Part IIFW 225-227. Sri Chinmoy answered these questions after his talk to UNDP staff members on 19 November 1975.
Question: What is the difference between Yoga, Zen and Hinduism?Sri Chinmoy: The root was Hinduism. Then from Hinduism came Buddhism, and from Buddhism came Zen. Let us take Hinduism as the grandfather, Buddhism as the father and Zen as the son.
Let us think of Hinduism as an eternal religion, or we can take it as a form of self-discipline that will one day allow us to feel boundless joy, boundless peace, boundless love. When we think of Buddhism, immediately the compassion-aspect of reality comes forward into our mind. The world needs compassion badly. I show compassion to you, you show compassion to me and with our mutual compassion we live on earth. When I am in need of your compassion, you show me compassion; when you are in need of my compassion, I show you compassion. In this way we exist together. If we don’t show compassion to humanity, then we don’t exist.
When we come to Zen, what we need is awareness. We have to be fully, consciously and constantly aware of what we are doing, what we are seeing, what we are growing into. Zen requires constant, conscious awareness. If we are meditating, we are aware of it; if we are eating, we are aware of it; if we are talking to our friend, we are aware of it.
When we come to Yoga, we sing the song of oneness. Yoga is a Sanskrit word that means oneness. Yoga says that if we establish our oneness with something or someone, with an incident or an experience, then we get everything. If I am one with you, then I know what is happening inside your heart, inside your mind. If I am one with somebody else, them immediately I have a free access to him and I know what is happening in him. And if I can establish my oneness with an incident or experience, then I become part and parcel of that incident or experience in life.
At the highest point in Zen there is something called satori or illumination. If once you are illumined, then there is nothing and no one on earth with which or with whom you cannot establish your oneness. Before illumination there is darkness on one side and light on the other side. This side of the sea is darkness, the other side is light and you are in between. But if you go and take shelter in illumination, then your own inner effulgence envelops and encompasses the whole world.

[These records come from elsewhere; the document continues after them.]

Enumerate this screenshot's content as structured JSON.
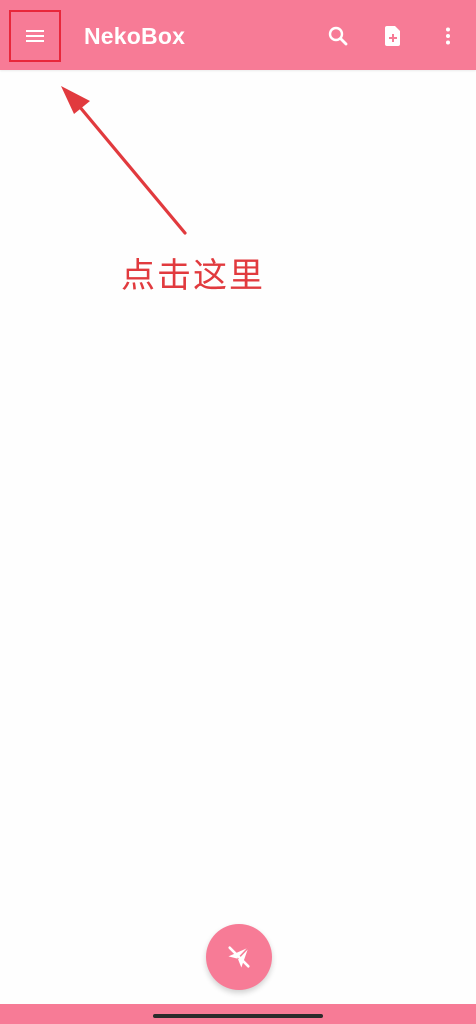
{
  "app_bar": {
    "title": "NekoBox",
    "nav_icon": "menu-icon",
    "actions": [
      {
        "name": "search",
        "icon": "search-icon"
      },
      {
        "name": "new-file",
        "icon": "note-add-icon"
      },
      {
        "name": "more",
        "icon": "more-vert-icon"
      }
    ]
  },
  "annotation": {
    "text": "点击这里",
    "color": "#e13a3e"
  },
  "fab": {
    "icon": "paper-plane-off-icon"
  },
  "colors": {
    "accent": "#f77b96",
    "highlight_box": "#e8273b",
    "background": "#fefefe"
  }
}
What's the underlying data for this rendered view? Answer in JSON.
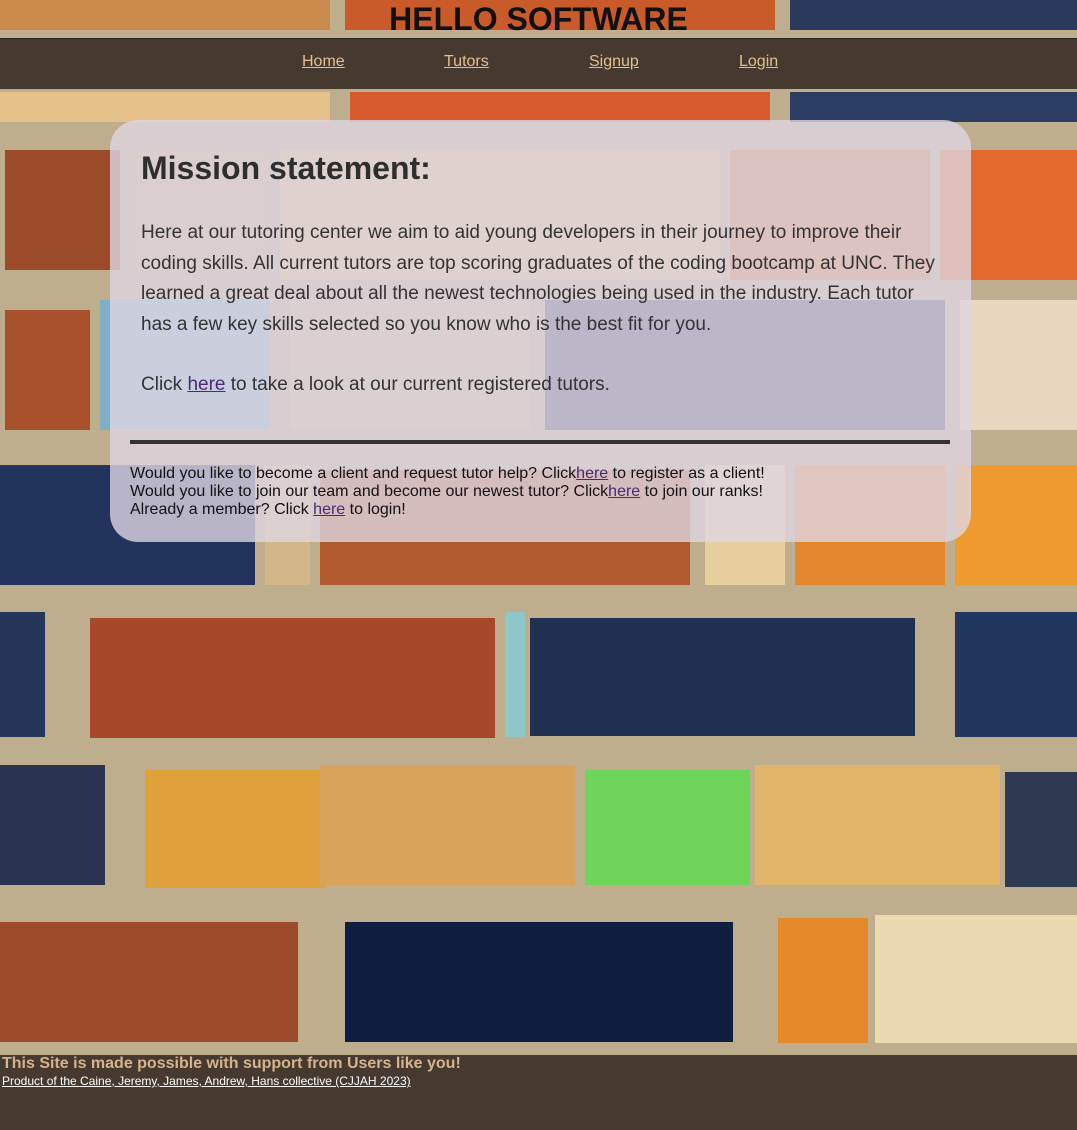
{
  "site": {
    "title": "HELLO SOFTWARE"
  },
  "nav": {
    "items": [
      {
        "label": "Home"
      },
      {
        "label": "Tutors"
      },
      {
        "label": "Signup"
      },
      {
        "label": "Login"
      }
    ]
  },
  "mission": {
    "heading": "Mission statement:",
    "body": "Here at our tutoring center we aim to aid young developers in their journey to improve their coding skills. All current tutors are top scoring graduates of the coding bootcamp at UNC. They learned a great deal about all the newest technologies being used in the industry. Each tutor has a few key skills selected so you know who is the best fit for you.",
    "click_prefix": "Click ",
    "click_link": "here",
    "click_suffix": " to take a look at our current registered tutors."
  },
  "members": {
    "client_prefix": "Would you like to become a client and request tutor help? Click",
    "client_link": "here",
    "client_suffix": " to register as a client!",
    "tutor_prefix": "Would you like to join our team and become our newest tutor? Click",
    "tutor_link": "here",
    "tutor_suffix": " to join our ranks!",
    "login_prefix": "Already a member? Click ",
    "login_link": "here",
    "login_suffix": " to login!"
  },
  "footer": {
    "support": "This Site is made possible with support from Users like you!",
    "credit": "Product of the Caine, Jeremy, James, Andrew, Hans collective (CJJAH 2023)"
  },
  "colors": {
    "nav_bg": "#463a30",
    "nav_link": "#e3bf8d",
    "footer_support": "#d5b48b",
    "card_bg": "rgba(222,214,226,0.80)",
    "link_visited": "#4a2a7a"
  }
}
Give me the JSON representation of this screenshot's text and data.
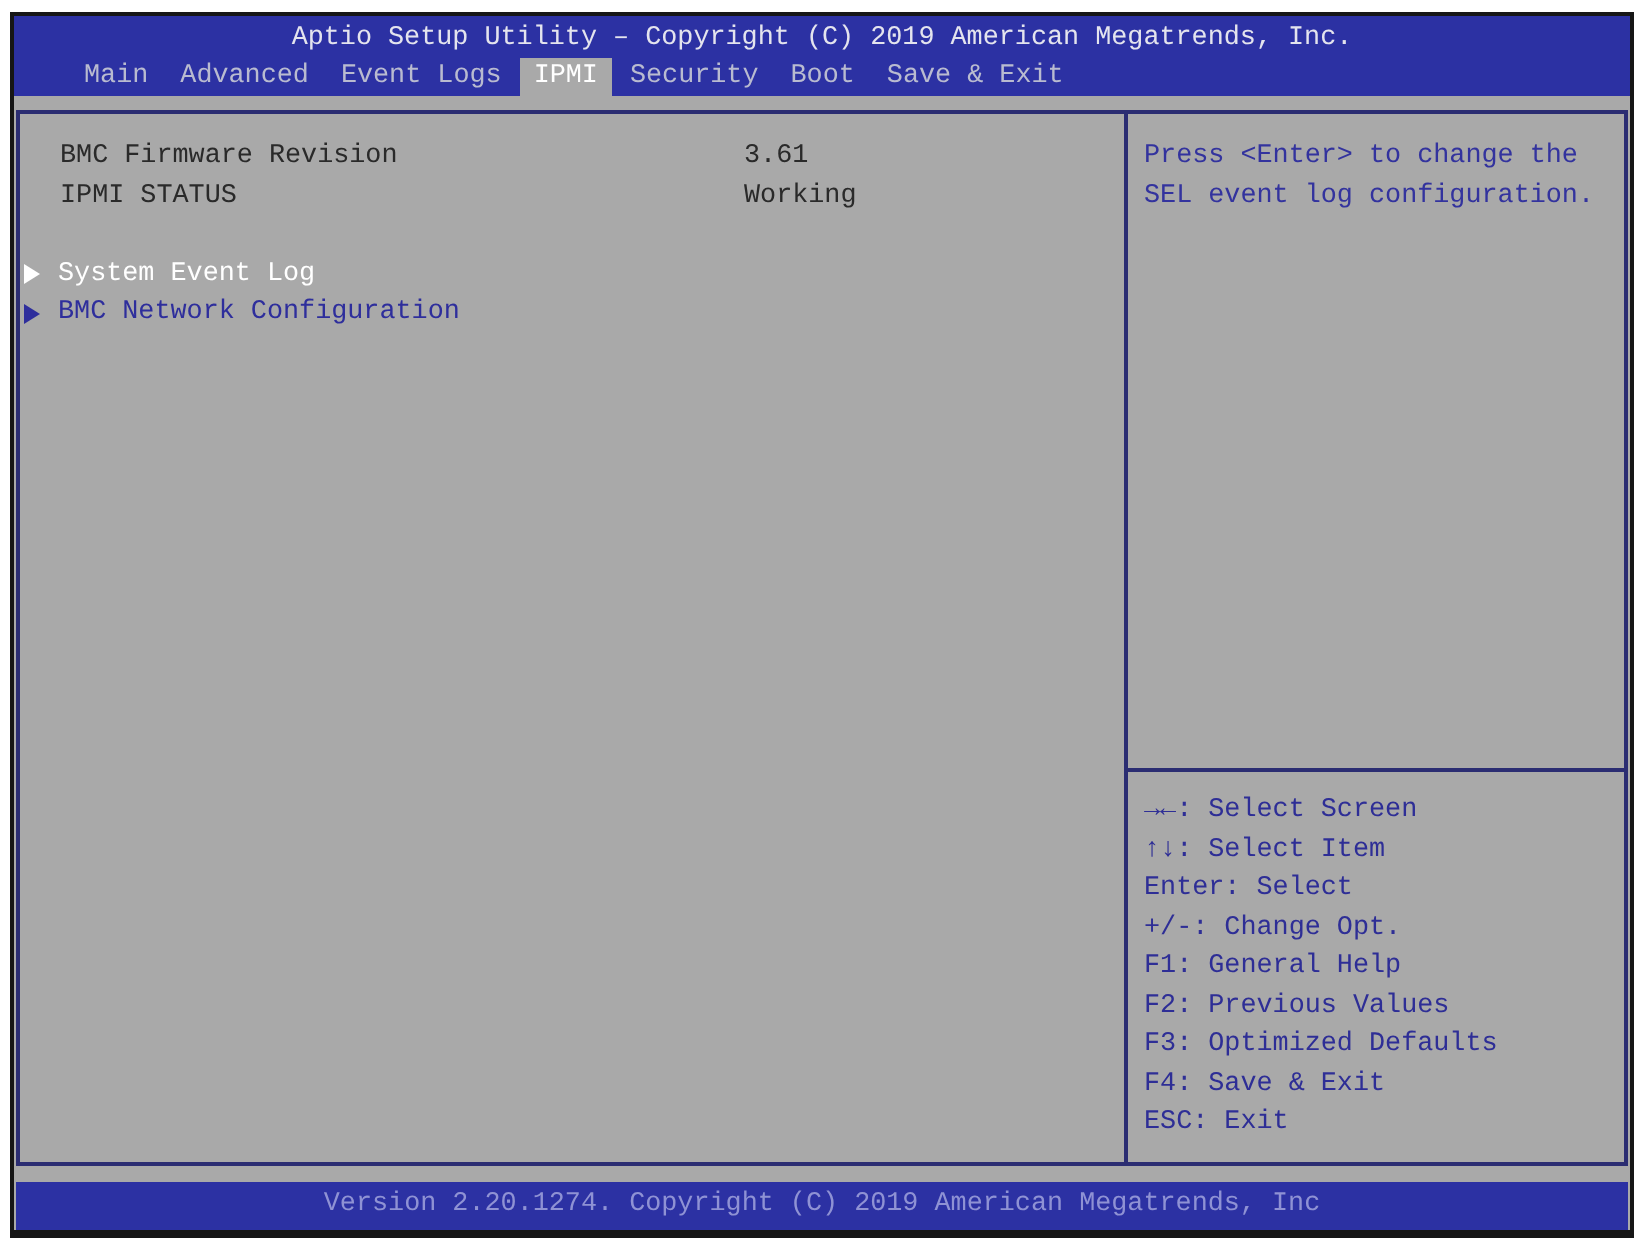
{
  "window": {
    "title": "Aptio Setup Utility – Copyright (C) 2019 American Megatrends, Inc."
  },
  "tabs": [
    {
      "label": "Main",
      "selected": false
    },
    {
      "label": "Advanced",
      "selected": false
    },
    {
      "label": "Event Logs",
      "selected": false
    },
    {
      "label": "IPMI",
      "selected": true
    },
    {
      "label": "Security",
      "selected": false
    },
    {
      "label": "Boot",
      "selected": false
    },
    {
      "label": "Save & Exit",
      "selected": false
    }
  ],
  "info_rows": [
    {
      "label": "BMC Firmware Revision",
      "value": "3.61"
    },
    {
      "label": "IPMI STATUS",
      "value": "Working"
    }
  ],
  "submenus": [
    {
      "label": "System Event Log",
      "selected": true
    },
    {
      "label": "BMC Network Configuration",
      "selected": false
    }
  ],
  "help": {
    "text": "Press <Enter> to change the SEL event log configuration."
  },
  "key_hints": [
    "→←: Select Screen",
    "↑↓: Select Item",
    "Enter: Select",
    "+/-: Change Opt.",
    "F1: General Help",
    "F2: Previous Values",
    "F3: Optimized Defaults",
    "F4: Save & Exit",
    "ESC: Exit"
  ],
  "status_bar": {
    "text": "Version 2.20.1274. Copyright (C) 2019 American Megatrends, Inc"
  }
}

Before illumination takes place, you are in ignorance and you feel that the world is in ignorance. But once illumination takes place, which is called satori in Zen, you become one with the Vision of the Absolute. At that time, you live in silence-life, you live in sound-life, but everywhere is illumination and you grow into this illumination. Once you are illumined, you are freed from the meshes of ignorance. For millennia you lived in ignorance, but once illumination has taken place, then there is no ignorance in you at all. This room is dark, but then an electrician brings in some light. For days and months and years this room has remained unlit, unillumined, dark, but then the electrician comes and the room is illumined. So the greatest gift of Zen is illumination: the highest illumination, all-illumining illumination, all-fulfilling illumination.
Yoga’s greatest contribution is not only illumination, but also perfection in our constant oneness with what God has offered to us, what God is going to give us and what God Himself is. If somebody is suffering, then Yoga becomes totally, inseparably one with that sufferer. If somebody is in the seventh heaven of delight, then Yoga becomes one with him in the seventh heaven of delight. Illumination, on the other hand, is a process, a regular process in which we come out from ignorance-night and enter into wisdom-light. Once we grow into wisdom-light, then we are totally freed from bondage, from limitation, from imperfection, from so-called death.
If we follow the path of Zen, then we go from ignorance to illumination: and when our whole consciousness is illumined, we derive boundless satisfaction. If we follow the path of Yoga, then on the strength of our identification we feel that we are that which we want and we actually become that thing. So Yoga is oneness and perfection, whereas Zen is illumination and liberation.